The aging population resulting in an aging of the spine is among the most common reasons for disability. While in 2012 810 million people worldwide (11.5 % of global population) have been 60 years or older this number will increase to 2 billion in 2050 (22 % of global population). The cost of disability associated with low back pain reaches up to 6% GDP in some countries and the elderlies are the most affected ones. Common reasons for spinal disability include spinal canal stenosis with walking disturbance, deformity with chronic low back pain and osteoporosis associated with osteoporotic spine fractures.

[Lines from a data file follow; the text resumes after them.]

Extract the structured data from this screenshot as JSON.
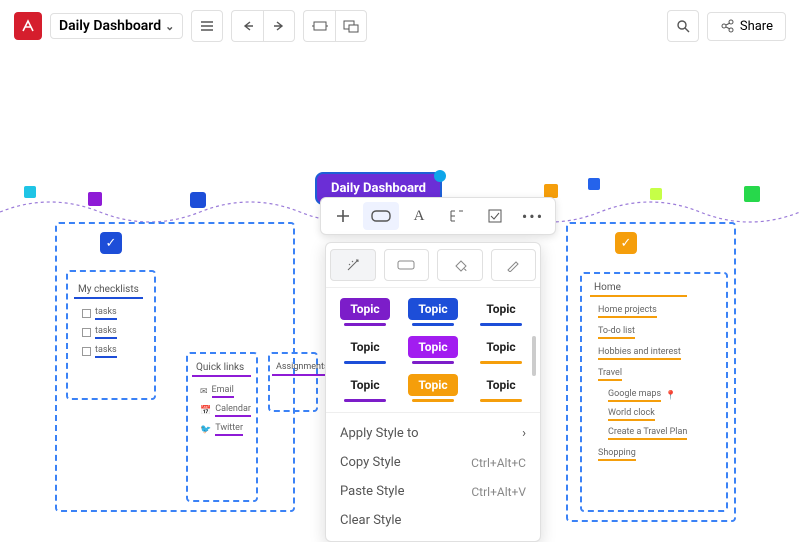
{
  "header": {
    "title": "Daily Dashboard",
    "share": "Share"
  },
  "root_badge": "Daily Dashboard",
  "panel": {
    "swatches": [
      "Topic",
      "Topic",
      "Topic",
      "Topic",
      "Topic",
      "Topic",
      "Topic",
      "Topic",
      "Topic"
    ],
    "menu": {
      "apply": "Apply Style to",
      "copy": "Copy Style",
      "copy_sc": "Ctrl+Alt+C",
      "paste": "Paste Style",
      "paste_sc": "Ctrl+Alt+V",
      "clear": "Clear Style"
    }
  },
  "groups": {
    "checklists": {
      "title": "My checklists",
      "items": [
        "tasks",
        "tasks",
        "tasks"
      ]
    },
    "quicklinks": {
      "title": "Quick links",
      "items": [
        "Email",
        "Calendar",
        "Twitter"
      ]
    },
    "assignments": {
      "title": "Assignments"
    },
    "home": {
      "title": "Home",
      "items": [
        "Home projects",
        "To-do list",
        "Hobbies and interest",
        "Travel"
      ],
      "sub": [
        "Google maps",
        "World clock",
        "Create a Travel  Plan"
      ],
      "tail": "Shopping"
    }
  }
}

The objective of the symposium is to demonstrate that the aging population and especially the aging spine represent an enormous global burden. It will demonstrate the impact on how our population, especially the growing elder population is affected and the medical perspective of typical diseases, including treatment options for geriatric spine patients. Finally, the symposium will provide recommendations from the SPINE20 group how to address this growing problem.
The symposium will present a concept of the aging population, the associated demography, as well as the causes and potential solutions. The natural history of the aging spine and the three most important disease patterns, like spinal canal stenosis, degenerative lumbar deformity and osteoporotic spine fractures will be outlined. Further, the symposium will provide approaches and treatment options to reduce the burden of the aging spine.